This low perennial vegetable produces many smooth, rounded leaves that are somewhat similar in shape to spinach. Leaves sprout from the ground from a central root. In the summer sorrel will bolt, producing a tall (~2’) stalk with many small flowers, similar to that of common broad leaf dock.
Sorrel will tolerate most soil conditions. It grows best in full sun but will also tolerate partial shade. This is one of the first plants to come up in the spring and will grow very late into the season, however the most tender leaves are produced in the spring and fall. Leaves can get tough and woody in the heat of the summer, so cut them back to the ground or harvest very frequently during this period. Sorrel seems to be favored by the rabbits (and possibly the deer), so consider planting with highly fragrant herbs to deter such forage. Sorrel can be propagated by root fragments cut with sharp, clean shears, or via seed planted in early spring.
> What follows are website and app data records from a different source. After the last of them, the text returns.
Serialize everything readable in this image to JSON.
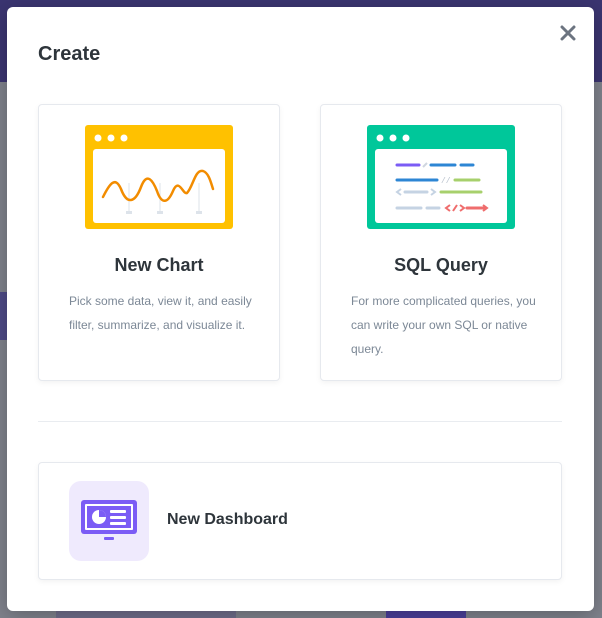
{
  "modal": {
    "title": "Create",
    "close_icon": "close-icon"
  },
  "options": {
    "new_chart": {
      "title": "New Chart",
      "description": "Pick some data, view it, and easily filter, summarize, and visualize it.",
      "illustration": "chart-window-illustration",
      "accent_color": "#FFC100"
    },
    "sql_query": {
      "title": "SQL Query",
      "description": "For more complicated queries, you can write your own SQL or native query.",
      "illustration": "code-window-illustration",
      "accent_color": "#00C79A"
    },
    "new_dashboard": {
      "title": "New Dashboard",
      "icon": "dashboard-icon",
      "accent_color": "#7B5CF5"
    }
  }
}
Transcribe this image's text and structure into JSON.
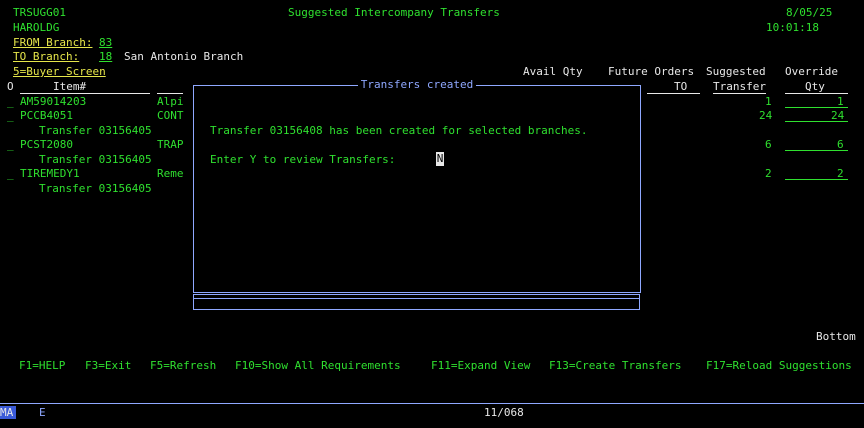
{
  "header": {
    "program": "TRSUGG01",
    "user": "HAROLDG",
    "title": "Suggested Intercompany Transfers",
    "date": "8/05/25",
    "time": "10:01:18"
  },
  "fields": {
    "from_label": "FROM Branch:",
    "from_value": "83",
    "to_label": "TO Branch:",
    "to_value": "18",
    "to_name": "San Antonio Branch",
    "buyer_screen": "5=Buyer Screen"
  },
  "columns": {
    "o": "O",
    "item": "Item#",
    "avail_qty": "Avail Qty",
    "future_orders": "Future Orders",
    "future_to": "TO",
    "suggested": "Suggested",
    "suggested_sub": "Transfer",
    "override": "Override",
    "override_sub": "Qty"
  },
  "rows": [
    {
      "opt": "_",
      "item": "AM59014203",
      "desc": "Alpi",
      "suggested": "1",
      "override": "1",
      "transfer": ""
    },
    {
      "opt": "_",
      "item": "PCCB4051",
      "desc": "CONT",
      "suggested": "24",
      "override": "24",
      "transfer": "Transfer 03156405"
    },
    {
      "opt": "_",
      "item": "PCST2080",
      "desc": "TRAP",
      "suggested": "6",
      "override": "6",
      "transfer": "Transfer 03156405"
    },
    {
      "opt": "_",
      "item": "TIREMEDY1",
      "desc": "Reme",
      "suggested": "2",
      "override": "2",
      "transfer": "Transfer 03156405"
    }
  ],
  "dialog": {
    "title": "Transfers created",
    "message": "Transfer 03156408 has been created for selected branches.",
    "prompt": "Enter Y to review Transfers:",
    "input_value": "N"
  },
  "bottom_label": "Bottom",
  "fkeys": [
    "F1=HELP",
    "F3=Exit",
    "F5=Refresh",
    "F10=Show All Requirements",
    "F11=Expand View",
    "F13=Create Transfers",
    "F17=Reload Suggestions"
  ],
  "status": {
    "indicator": "MA",
    "mode": "E",
    "cursor_pos": "11/068"
  }
}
Sorrel is a delicious green with a tart, lemony taste. It makes a great addition to any salad and can be used as a braising green in any number of dishes.
Sorrel should be grown with highly fragrant and aromatic plants like anise hyssop, lavender, alliums, etc., to deter forage from rabbits and deer.